- [STUDY MATERIAL]
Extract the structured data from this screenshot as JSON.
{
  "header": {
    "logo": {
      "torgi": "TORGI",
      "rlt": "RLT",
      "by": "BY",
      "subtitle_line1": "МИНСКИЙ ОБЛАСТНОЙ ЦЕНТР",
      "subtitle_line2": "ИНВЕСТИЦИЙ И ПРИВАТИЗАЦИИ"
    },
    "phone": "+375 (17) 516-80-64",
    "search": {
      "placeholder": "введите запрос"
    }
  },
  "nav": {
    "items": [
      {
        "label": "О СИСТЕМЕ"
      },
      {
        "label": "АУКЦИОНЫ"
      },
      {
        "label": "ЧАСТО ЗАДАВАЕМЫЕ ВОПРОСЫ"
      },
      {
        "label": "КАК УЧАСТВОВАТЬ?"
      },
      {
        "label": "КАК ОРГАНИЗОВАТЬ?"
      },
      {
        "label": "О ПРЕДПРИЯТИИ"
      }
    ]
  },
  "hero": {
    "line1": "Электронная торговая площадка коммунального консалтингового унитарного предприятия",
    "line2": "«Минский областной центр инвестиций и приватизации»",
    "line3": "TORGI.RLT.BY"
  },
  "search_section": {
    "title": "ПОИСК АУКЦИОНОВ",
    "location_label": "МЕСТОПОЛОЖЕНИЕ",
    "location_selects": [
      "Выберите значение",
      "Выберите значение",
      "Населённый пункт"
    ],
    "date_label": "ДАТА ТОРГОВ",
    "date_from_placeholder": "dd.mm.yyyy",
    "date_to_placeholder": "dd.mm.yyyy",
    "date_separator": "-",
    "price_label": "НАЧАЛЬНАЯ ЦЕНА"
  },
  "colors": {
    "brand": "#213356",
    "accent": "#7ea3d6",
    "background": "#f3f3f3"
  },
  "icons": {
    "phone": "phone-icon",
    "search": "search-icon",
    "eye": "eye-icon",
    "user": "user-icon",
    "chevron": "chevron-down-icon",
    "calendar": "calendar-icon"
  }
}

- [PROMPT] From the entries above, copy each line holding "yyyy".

- [OUTPUT FOR THIS TASK]
    "date_from_placeholder": "dd.mm.yyyy",
    "date_to_placeholder": "dd.mm.yyyy",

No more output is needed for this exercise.